> Dataset:
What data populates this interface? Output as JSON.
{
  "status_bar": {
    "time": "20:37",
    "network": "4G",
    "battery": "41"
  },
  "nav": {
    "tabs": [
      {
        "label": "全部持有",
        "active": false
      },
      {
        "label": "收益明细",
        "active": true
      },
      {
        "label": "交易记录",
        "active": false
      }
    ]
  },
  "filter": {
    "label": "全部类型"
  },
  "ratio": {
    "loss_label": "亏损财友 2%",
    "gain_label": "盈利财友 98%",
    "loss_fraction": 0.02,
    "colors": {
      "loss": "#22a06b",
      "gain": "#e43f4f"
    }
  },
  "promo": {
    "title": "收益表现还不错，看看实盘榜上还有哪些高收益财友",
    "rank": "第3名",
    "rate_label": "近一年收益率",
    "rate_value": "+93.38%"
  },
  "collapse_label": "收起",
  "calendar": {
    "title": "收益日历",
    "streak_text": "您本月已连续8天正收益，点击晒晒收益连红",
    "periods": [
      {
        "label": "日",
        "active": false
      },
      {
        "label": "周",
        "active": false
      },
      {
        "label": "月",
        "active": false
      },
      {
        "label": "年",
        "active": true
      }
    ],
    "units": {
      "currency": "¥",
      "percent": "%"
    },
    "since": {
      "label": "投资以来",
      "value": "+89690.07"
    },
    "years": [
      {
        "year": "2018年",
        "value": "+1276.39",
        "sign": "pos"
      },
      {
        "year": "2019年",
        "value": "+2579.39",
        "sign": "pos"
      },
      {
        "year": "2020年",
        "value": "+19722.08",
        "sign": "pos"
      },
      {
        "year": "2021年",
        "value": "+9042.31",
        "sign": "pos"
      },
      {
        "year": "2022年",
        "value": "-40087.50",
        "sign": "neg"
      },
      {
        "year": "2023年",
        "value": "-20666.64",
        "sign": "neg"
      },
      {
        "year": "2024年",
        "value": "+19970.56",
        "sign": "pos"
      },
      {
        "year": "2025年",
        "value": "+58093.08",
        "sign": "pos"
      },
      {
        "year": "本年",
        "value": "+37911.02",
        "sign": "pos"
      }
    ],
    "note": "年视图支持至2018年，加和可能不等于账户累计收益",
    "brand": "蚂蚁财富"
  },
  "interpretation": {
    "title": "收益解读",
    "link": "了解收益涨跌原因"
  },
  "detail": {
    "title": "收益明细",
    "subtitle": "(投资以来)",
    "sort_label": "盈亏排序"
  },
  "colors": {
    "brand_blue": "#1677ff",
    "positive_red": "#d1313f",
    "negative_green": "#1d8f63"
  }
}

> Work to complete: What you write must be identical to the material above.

> Answer to this exercise:
What data populates this interface? Output as JSON.
{
  "status_bar": {
    "time": "20:37",
    "network": "4G",
    "battery": "41"
  },
  "nav": {
    "tabs": [
      {
        "label": "全部持有",
        "active": false
      },
      {
        "label": "收益明细",
        "active": true
      },
      {
        "label": "交易记录",
        "active": false
      }
    ]
  },
  "filter": {
    "label": "全部类型"
  },
  "ratio": {
    "loss_label": "亏损财友 2%",
    "gain_label": "盈利财友 98%",
    "loss_fraction": 0.02,
    "colors": {
      "loss": "#22a06b",
      "gain": "#e43f4f"
    }
  },
  "promo": {
    "title": "收益表现还不错，看看实盘榜上还有哪些高收益财友",
    "rank": "第3名",
    "rate_label": "近一年收益率",
    "rate_value": "+93.38%"
  },
  "collapse_label": "收起",
  "calendar": {
    "title": "收益日历",
    "streak_text": "您本月已连续8天正收益，点击晒晒收益连红",
    "periods": [
      {
        "label": "日",
        "active": false
      },
      {
        "label": "周",
        "active": false
      },
      {
        "label": "月",
        "active": false
      },
      {
        "label": "年",
        "active": true
      }
    ],
    "units": {
      "currency": "¥",
      "percent": "%"
    },
    "since": {
      "label": "投资以来",
      "value": "+89690.07"
    },
    "years": [
      {
        "year": "2018年",
        "value": "+1276.39",
        "sign": "pos"
      },
      {
        "year": "2019年",
        "value": "+2579.39",
        "sign": "pos"
      },
      {
        "year": "2020年",
        "value": "+19722.08",
        "sign": "pos"
      },
      {
        "year": "2021年",
        "value": "+9042.31",
        "sign": "pos"
      },
      {
        "year": "2022年",
        "value": "-40087.50",
        "sign": "neg"
      },
      {
        "year": "2023年",
        "value": "-20666.64",
        "sign": "neg"
      },
      {
        "year": "2024年",
        "value": "+19970.56",
        "sign": "pos"
      },
      {
        "year": "2025年",
        "value": "+58093.08",
        "sign": "pos"
      },
      {
        "year": "本年",
        "value": "+37911.02",
        "sign": "pos"
      }
    ],
    "note": "年视图支持至2018年，加和可能不等于账户累计收益",
    "brand": "蚂蚁财富"
  },
  "interpretation": {
    "title": "收益解读",
    "link": "了解收益涨跌原因"
  },
  "detail": {
    "title": "收益明细",
    "subtitle": "(投资以来)",
    "sort_label": "盈亏排序"
  },
  "colors": {
    "brand_blue": "#1677ff",
    "positive_red": "#d1313f",
    "negative_green": "#1d8f63"
  }
}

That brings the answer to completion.